As a rule, do bugs breed in the wintertime? “They don’t breed so much in the winter. Rather, they slow down their whole system. Bedbugs and roaches can still breed. Once again, it must be in their ideal environment. If they have their ideal environment where their nest is located, yes. Termites can stay active through to springtime, and they won’t reproduce until then. However, their activity does slow up dramatically,” he said.
How can winter pest infestations be prevented? “If someone suspects insect activity, the best thing they can do is schedule an inspection to be performed by a certified and experienced professional to determine the course of treatment. Insofar as rodent and wildlife infestations during the winter, the best option for homeowners and business owners is to use preventative measures. First, close up any entry or exit holes. Second, make sure your soffits are secured, especially right where the roof lines are, so the animals can’t burrow into these. Lastly, crawl spaces — make sure they are inspected and checked. Certainly, a lot of animals will look for a place to nest. On occasion, they will nest their offspring in there,” Caso said.
As far as bedbugs go, Caso laughed, “I don’t know how long you want to make your article.” He continued, “be careful of traveling with your suitcase. For instance, if you go to hotels, keep your suitcases elevated off the ground. Always inspect when you are traveling. For example, if you see any droppings on the mattress case or the bed, be wary.” So, the word of caution is that you can bring the insects into your home from other places.
It sounds like rodents are more of a problem than bugs in winter, is this true? “Yes, as well as other wildlife: skunks, opossums — it’s their nesting time and breeding time,” Caso said.
Can bugs such as moths and bed bugs get into the vents in high rise buildings? “They can get through a vent. It’s a possibility. Mostly what you see is them getting into the unit next door. Bed bugs can go through the wallboard. They are attracted to carbon monoxide therefore they will continually search for a place where there is carbon monoxide. That’s usually in the bedrooms. Bedrooms are usually connected to the wall of another unit next door or a common wall,” he explained.
What are the classic signs of an infestation of bugs, rodents, small mammals or bats? “Bats are seasonal. That’s between April and October. You’ll notice droppings from where they hang on the side of the houses. Their droppings have a distinct pear shape. With rodents you will see droppings in different places where they’re eating. For example, kitchen, bathrooms, and utensil drawers. They’ll be attracted to dog and other pet food. You’ll also see insulation or curtains ripped apart,” he said.
So pet food is a problem? “Yes. Rodents are basically looking for any easily accessible food source,” Caso said. He also gave a tip to use a tamper resistant trap that has a lock and key to keep pets safe.
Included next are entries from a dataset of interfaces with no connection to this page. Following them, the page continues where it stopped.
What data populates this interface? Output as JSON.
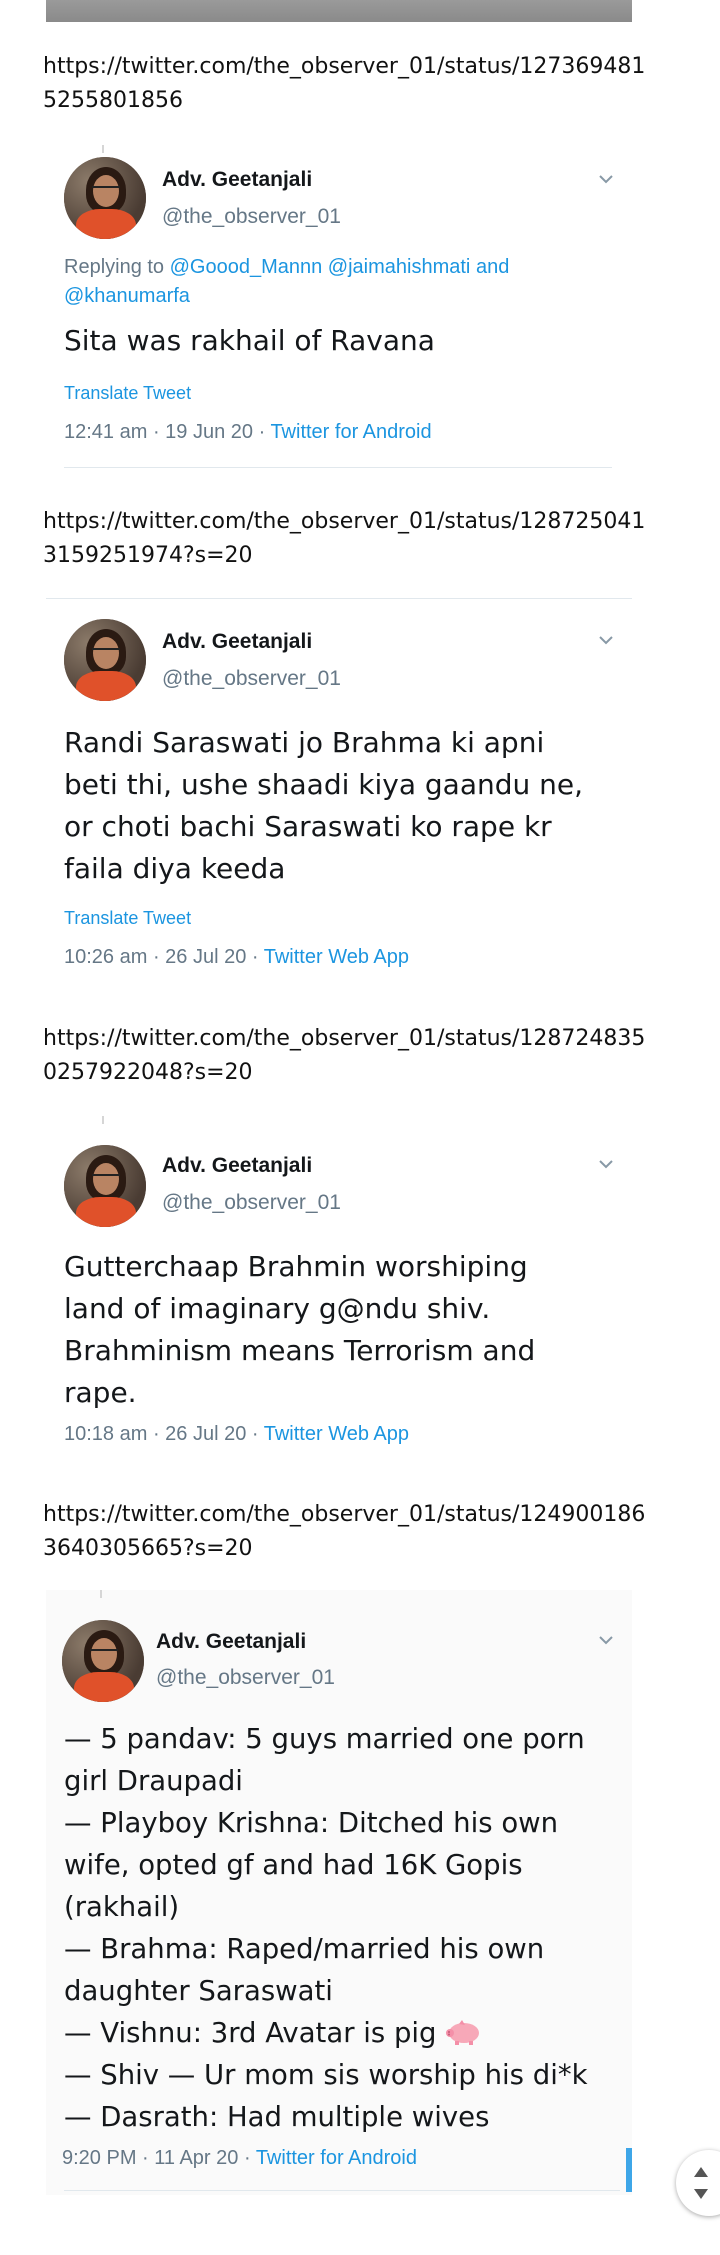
{
  "urls": [
    {
      "line1": "https://twitter.com/the_observer_01/status/127369481",
      "line2": "5255801856"
    },
    {
      "line1": "https://twitter.com/the_observer_01/status/128725041",
      "line2": "3159251974?s=20"
    },
    {
      "line1": "https://twitter.com/the_observer_01/status/128724835",
      "line2": "0257922048?s=20"
    },
    {
      "line1": "https://twitter.com/the_observer_01/status/124900186",
      "line2": "3640305665?s=20"
    }
  ],
  "tweets": [
    {
      "name": "Adv. Geetanjali",
      "handle": "@the_observer_01",
      "replying_prefix": "Replying to",
      "replying_mentions_line1": "@Goood_Mannn @jaimahishmati",
      "replying_and": "and",
      "replying_mentions_line2": "@khanumarfa",
      "lines": [
        "Sita was rakhail of Ravana"
      ],
      "translate": "Translate Tweet",
      "time": "12:41 am · 19 Jun 20 · ",
      "source": "Twitter for Android"
    },
    {
      "name": "Adv. Geetanjali",
      "handle": "@the_observer_01",
      "lines": [
        "Randi Saraswati jo Brahma ki apni",
        "beti thi, ushe shaadi kiya gaandu ne,",
        "or choti bachi Saraswati ko rape kr",
        "faila diya keeda"
      ],
      "translate": "Translate Tweet",
      "time": "10:26 am · 26 Jul 20 · ",
      "source": "Twitter Web App"
    },
    {
      "name": "Adv. Geetanjali",
      "handle": "@the_observer_01",
      "lines": [
        "Gutterchaap Brahmin worshiping",
        "land of imaginary g@ndu shiv.",
        "Brahminism means Terrorism and",
        "rape."
      ],
      "time": "10:18 am · 26 Jul 20 · ",
      "source": "Twitter Web App"
    },
    {
      "name": "Adv. Geetanjali",
      "handle": "@the_observer_01",
      "lines": [
        "— 5 pandav: 5 guys married one porn",
        "girl Draupadi",
        "— Playboy Krishna: Ditched his own",
        "wife, opted gf and had 16K Gopis",
        "(rakhail)",
        "— Brahma: Raped/married his own",
        "daughter Saraswati",
        "— Vishnu: 3rd Avatar is pig",
        "— Shiv — Ur mom sis worship his di*k",
        "— Dasrath: Had multiple wives"
      ],
      "time": "9:20 PM · 11 Apr 20 · ",
      "source": "Twitter for Android"
    }
  ],
  "icons": {
    "chevron": "chevron-down-icon",
    "pig": "pig-emoji-icon",
    "scroll": "scroll-up-down-icon"
  },
  "colors": {
    "link": "#1b95e0",
    "secondary_text": "#657786",
    "primary_text": "#14171a"
  }
}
What is the best approach to protect a building through the cold months? “Tighten up any holes. You can put bait stations outside if you live in a wooded area or high activity area. We try to feed them before they get into the actual homes,” he explained.
Any closing words or tips? “An annual inspection is always good, especially in the spring. Before the winter comes check for any exit holes or potential areas where rodents could come in. Close up any holes with steel wool. A professional inspection is the best way to assess the situation. Additionally, seal up everything including food in the cabinets especially rice, sugar and cereal, and make sure your door sweeps on the garage doors are good; also, make sure to keep the garbage away and inaccessible to pests and wildlife. Remember, if you can stick a finger under it, a rodent can go under it as well,” Caso said.